** Supplied information **

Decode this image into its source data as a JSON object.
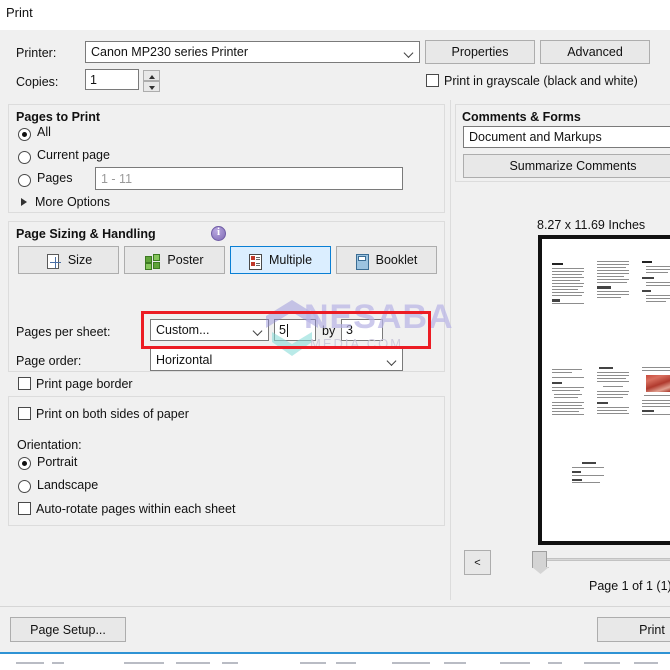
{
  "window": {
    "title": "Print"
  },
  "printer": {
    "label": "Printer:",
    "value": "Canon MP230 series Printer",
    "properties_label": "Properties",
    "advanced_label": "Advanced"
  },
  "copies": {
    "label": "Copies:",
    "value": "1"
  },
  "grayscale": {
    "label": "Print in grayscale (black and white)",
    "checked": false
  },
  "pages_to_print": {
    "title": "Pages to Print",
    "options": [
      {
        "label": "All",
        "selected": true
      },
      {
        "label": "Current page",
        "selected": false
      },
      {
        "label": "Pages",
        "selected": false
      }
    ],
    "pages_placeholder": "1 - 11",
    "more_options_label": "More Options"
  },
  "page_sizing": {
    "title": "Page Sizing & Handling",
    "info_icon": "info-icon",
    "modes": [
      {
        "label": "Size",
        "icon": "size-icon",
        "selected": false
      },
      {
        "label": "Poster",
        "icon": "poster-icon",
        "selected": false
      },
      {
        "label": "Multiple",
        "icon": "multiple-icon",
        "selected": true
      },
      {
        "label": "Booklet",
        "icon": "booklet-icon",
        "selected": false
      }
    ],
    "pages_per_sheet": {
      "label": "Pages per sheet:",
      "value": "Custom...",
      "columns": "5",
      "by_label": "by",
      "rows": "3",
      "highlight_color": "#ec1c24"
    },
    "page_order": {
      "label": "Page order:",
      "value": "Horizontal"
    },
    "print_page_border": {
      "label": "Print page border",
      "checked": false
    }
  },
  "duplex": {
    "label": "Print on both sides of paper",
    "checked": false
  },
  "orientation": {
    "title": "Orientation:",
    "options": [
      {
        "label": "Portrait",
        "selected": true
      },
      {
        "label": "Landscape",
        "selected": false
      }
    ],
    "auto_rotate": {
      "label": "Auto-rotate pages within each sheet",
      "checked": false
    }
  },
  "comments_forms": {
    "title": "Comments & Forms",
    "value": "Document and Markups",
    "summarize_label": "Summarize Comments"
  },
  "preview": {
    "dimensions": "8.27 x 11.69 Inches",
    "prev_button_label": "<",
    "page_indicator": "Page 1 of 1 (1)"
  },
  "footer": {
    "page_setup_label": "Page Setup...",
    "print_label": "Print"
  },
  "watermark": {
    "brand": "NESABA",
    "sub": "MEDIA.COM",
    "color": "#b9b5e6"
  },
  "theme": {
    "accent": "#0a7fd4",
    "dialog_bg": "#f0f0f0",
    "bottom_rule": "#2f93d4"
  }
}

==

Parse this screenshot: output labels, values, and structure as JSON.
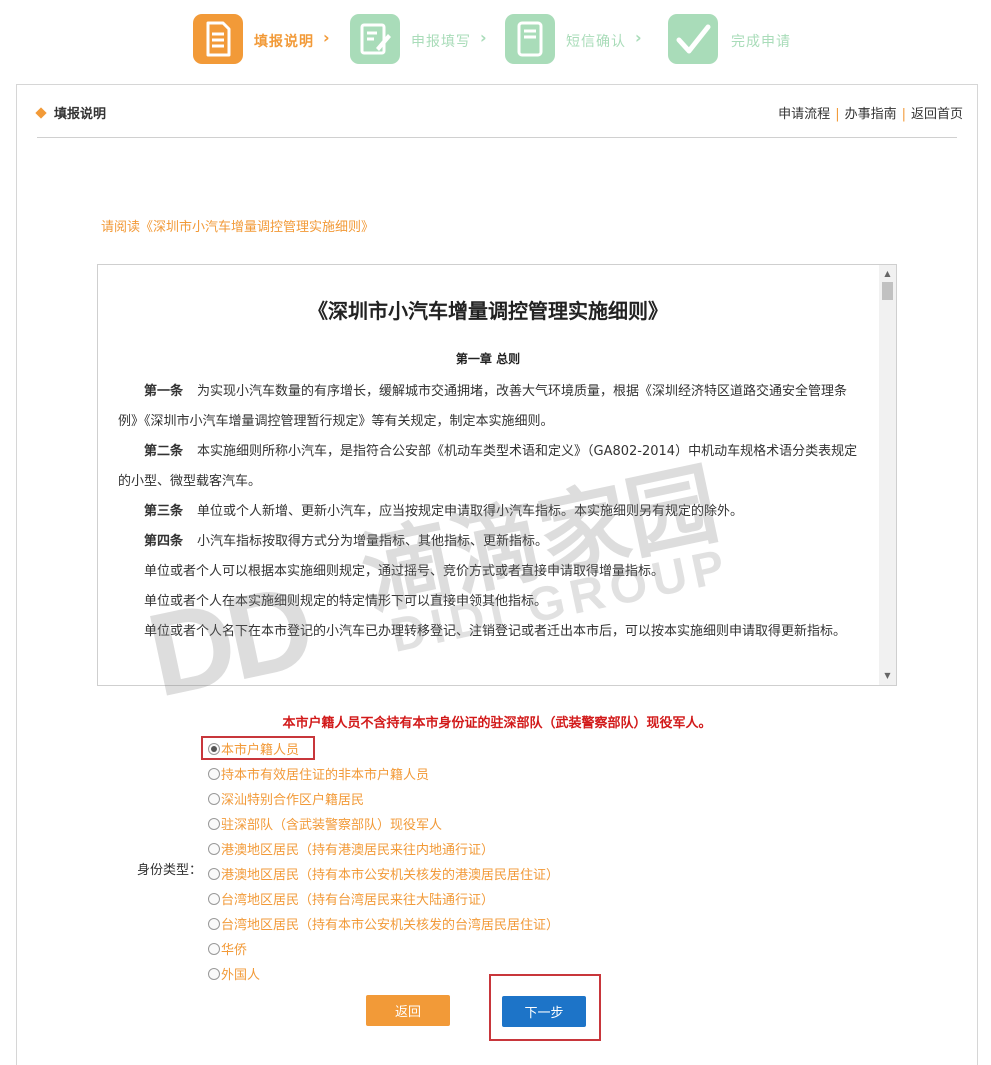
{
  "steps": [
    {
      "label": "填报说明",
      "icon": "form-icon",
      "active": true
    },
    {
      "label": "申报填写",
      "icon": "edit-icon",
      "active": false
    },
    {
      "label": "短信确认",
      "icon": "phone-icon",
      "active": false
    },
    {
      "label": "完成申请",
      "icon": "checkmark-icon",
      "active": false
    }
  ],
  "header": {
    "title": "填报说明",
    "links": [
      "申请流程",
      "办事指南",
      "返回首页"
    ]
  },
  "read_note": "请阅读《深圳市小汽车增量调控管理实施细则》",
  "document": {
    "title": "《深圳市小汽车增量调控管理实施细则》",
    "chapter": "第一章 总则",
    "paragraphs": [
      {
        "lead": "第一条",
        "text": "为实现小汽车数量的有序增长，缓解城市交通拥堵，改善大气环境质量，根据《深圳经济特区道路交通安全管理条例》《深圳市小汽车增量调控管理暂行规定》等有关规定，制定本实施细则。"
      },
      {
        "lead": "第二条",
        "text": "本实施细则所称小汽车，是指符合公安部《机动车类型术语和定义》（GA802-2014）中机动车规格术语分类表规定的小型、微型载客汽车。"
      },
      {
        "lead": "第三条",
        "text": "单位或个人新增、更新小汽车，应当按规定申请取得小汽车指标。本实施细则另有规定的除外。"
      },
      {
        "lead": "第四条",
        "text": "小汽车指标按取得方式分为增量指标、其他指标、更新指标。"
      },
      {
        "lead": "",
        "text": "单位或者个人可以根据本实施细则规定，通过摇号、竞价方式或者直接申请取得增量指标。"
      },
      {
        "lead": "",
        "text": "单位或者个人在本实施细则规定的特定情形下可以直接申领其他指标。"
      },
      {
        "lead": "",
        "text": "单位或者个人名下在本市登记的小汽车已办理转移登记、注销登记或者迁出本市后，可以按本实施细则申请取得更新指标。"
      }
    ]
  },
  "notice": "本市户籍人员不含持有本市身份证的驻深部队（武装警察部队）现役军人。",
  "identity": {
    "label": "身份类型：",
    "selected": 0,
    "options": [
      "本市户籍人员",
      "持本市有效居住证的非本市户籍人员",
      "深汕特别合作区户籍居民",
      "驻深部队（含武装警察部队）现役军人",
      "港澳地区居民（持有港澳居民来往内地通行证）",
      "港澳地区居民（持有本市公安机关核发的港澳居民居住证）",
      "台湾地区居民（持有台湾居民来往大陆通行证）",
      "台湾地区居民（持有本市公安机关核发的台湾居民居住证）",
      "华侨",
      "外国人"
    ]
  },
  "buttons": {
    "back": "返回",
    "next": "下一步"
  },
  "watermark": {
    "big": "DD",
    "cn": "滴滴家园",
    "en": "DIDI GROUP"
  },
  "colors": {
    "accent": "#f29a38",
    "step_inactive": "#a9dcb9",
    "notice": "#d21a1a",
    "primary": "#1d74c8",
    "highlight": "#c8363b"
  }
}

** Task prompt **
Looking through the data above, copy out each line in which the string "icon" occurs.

** Response for this exercise **
    "info_icon": "info-icon",
        "icon": "size-icon",
        "icon": "poster-icon",
        "icon": "multiple-icon",
        "icon": "booklet-icon",
      "icon": "form-icon",
      "icon": "edit-icon",
      "icon": "phone-icon",
      "icon": "checkmark-icon",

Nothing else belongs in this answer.